The equation essentially models two substances (u and v) in a fixed volume, and these two equations return the rate of change of each substance and hence form the basis for how the form is generated. For purposes of simplicity, we can assume that all other terms apart from Flow and kill rate in the equation remain as constants.

Going back to some of the models that I’d created, and according to Andrew Adamatzky’s book, ‘Reaction-Diffusion Computers’, the ending representation is not of the two chemicals in their current ‘resting position’, rather the darker regions define where a precipitate has formed, and the white regions are a precipitate free area. As the reaction continues, the chemicals continue to diffuse through the container, forming larger areas of precipitation. However, they can also follow a phenomenon called The Liesegang Phenomenon which is defined as an oscillatory precipitation in the wake of a moving diffuse front. This means that the precipitation of the chemical is not a finite state, the chemicals can oscillate through a state of precipitate to precipitate free.

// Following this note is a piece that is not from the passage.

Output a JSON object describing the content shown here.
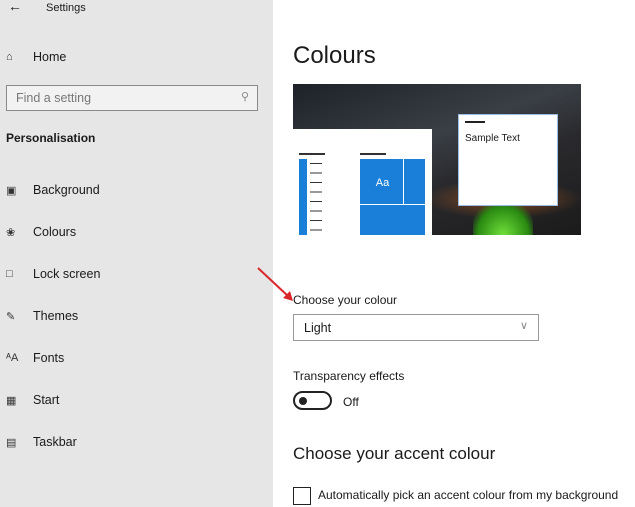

Something interesting which I came across in Andrew Adamatzky’s book is that reaction diffusion is actually being developed as a means of unconventional computing. It is agreed that naturally at some point we are going to reach the limits of what our current computers do, because currently they use serial computing methods, whereas the future could well be biological and chemical processing, as they perform predominantly via parallel mechanisms. Tomasso Toffoli once said, “A computing scheme that today is viewed as unconventional may well be because its time hasn’t come yet – or is already gone.” So perhaps reaction diffusion could form the basis for computation of the future. Till then, reaction diffusion seems to mainly be used as an art form, as I will be hoping to use it.

Here is the latest step in the reaction diffusion process (full process here). I now can produce 3D models of the system and can extract sequential sections, I just need to figure out how they fit together. At the moment it’s still not quite architectural, but I did this in order to help me inspect what’s going on at each level.

The model was made in processing, and the animation itself done in grasshopper and then composited in after effects.